The future of historic preservation is about much more than old buildings
If you thought historic preservation was just about saving grand, classic structures from the wrecking ball, you would be wrong. According to The Past and Future City, a new book by Stephanie Meeks (October 4, Island Press), the President of the National Trust for Historic Preservation, the role of historic preservation is evolving, touching not just the buildings that many consider some of the best parts of their cities, but the cities themselves.
“It’s a manifesto, of sorts,” Meeks says about the book. “It’s my Jerry Maguire Moment.”
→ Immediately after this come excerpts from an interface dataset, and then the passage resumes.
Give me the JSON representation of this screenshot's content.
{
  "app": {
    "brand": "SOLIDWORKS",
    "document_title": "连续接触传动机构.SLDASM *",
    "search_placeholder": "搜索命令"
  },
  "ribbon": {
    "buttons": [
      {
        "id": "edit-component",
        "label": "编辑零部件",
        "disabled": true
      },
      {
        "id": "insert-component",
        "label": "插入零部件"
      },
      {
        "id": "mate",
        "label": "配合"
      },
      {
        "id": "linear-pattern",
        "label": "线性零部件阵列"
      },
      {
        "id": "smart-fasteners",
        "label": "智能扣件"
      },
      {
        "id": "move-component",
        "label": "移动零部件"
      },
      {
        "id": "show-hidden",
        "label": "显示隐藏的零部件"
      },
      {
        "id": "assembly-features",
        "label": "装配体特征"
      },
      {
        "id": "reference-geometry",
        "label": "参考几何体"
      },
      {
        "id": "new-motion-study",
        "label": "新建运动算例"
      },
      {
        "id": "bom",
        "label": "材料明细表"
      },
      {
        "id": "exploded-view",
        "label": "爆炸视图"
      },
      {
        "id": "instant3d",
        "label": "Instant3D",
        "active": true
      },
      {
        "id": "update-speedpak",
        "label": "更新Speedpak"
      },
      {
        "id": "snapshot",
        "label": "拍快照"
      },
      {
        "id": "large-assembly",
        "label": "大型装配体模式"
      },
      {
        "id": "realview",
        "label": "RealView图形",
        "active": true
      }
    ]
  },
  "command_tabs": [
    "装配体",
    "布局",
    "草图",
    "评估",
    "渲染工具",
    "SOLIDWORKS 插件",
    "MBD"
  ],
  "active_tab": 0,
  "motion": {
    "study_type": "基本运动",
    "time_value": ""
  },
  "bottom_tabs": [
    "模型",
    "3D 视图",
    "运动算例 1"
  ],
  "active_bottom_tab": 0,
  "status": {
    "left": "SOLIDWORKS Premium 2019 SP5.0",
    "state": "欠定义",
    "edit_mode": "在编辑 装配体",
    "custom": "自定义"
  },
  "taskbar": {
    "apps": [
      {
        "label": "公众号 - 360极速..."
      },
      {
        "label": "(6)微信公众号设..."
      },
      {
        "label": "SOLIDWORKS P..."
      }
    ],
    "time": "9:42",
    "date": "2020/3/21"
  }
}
Meeks takes full advantage of the platform, outlining the accomplishments of a half-century of work and the opportunities available in the next 50 years. As the nation’s urban renaissance continues, the book argues, preservationists aren’t just saving the stories and structures of the past, but increasingly writing the future, as well. Curbed spoke with Meeks, who outlined the main issues and changes facing the preservation movement, and where focus should be applied.